- LISTED RECORDS -
*** Block opens ***

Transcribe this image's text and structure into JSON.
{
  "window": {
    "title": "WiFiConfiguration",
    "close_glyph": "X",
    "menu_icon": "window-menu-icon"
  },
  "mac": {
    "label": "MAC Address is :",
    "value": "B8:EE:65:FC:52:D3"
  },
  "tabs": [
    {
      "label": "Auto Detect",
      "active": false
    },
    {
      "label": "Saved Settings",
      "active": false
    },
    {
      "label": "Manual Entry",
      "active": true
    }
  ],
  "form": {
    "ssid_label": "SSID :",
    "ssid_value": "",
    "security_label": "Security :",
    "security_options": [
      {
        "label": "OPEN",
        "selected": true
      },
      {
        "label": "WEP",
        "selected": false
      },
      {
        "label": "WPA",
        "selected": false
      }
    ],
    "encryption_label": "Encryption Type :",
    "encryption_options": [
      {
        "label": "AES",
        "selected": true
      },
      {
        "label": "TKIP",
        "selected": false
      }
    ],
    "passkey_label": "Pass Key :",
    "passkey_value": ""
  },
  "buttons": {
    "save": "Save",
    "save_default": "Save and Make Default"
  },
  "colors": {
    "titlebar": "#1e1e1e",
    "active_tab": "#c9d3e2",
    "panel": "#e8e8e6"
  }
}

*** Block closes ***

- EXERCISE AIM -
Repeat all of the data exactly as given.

- RESPONSE -
Transcribe this image's text and structure into JSON.
{
  "window": {
    "title": "WiFiConfiguration",
    "close_glyph": "X",
    "menu_icon": "window-menu-icon"
  },
  "mac": {
    "label": "MAC Address is :",
    "value": "B8:EE:65:FC:52:D3"
  },
  "tabs": [
    {
      "label": "Auto Detect",
      "active": false
    },
    {
      "label": "Saved Settings",
      "active": false
    },
    {
      "label": "Manual Entry",
      "active": true
    }
  ],
  "form": {
    "ssid_label": "SSID :",
    "ssid_value": "",
    "security_label": "Security :",
    "security_options": [
      {
        "label": "OPEN",
        "selected": true
      },
      {
        "label": "WEP",
        "selected": false
      },
      {
        "label": "WPA",
        "selected": false
      }
    ],
    "encryption_label": "Encryption Type :",
    "encryption_options": [
      {
        "label": "AES",
        "selected": true
      },
      {
        "label": "TKIP",
        "selected": false
      }
    ],
    "passkey_label": "Pass Key :",
    "passkey_value": ""
  },
  "buttons": {
    "save": "Save",
    "save_default": "Save and Make Default"
  },
  "colors": {
    "titlebar": "#1e1e1e",
    "active_tab": "#c9d3e2",
    "panel": "#e8e8e6"
  }
}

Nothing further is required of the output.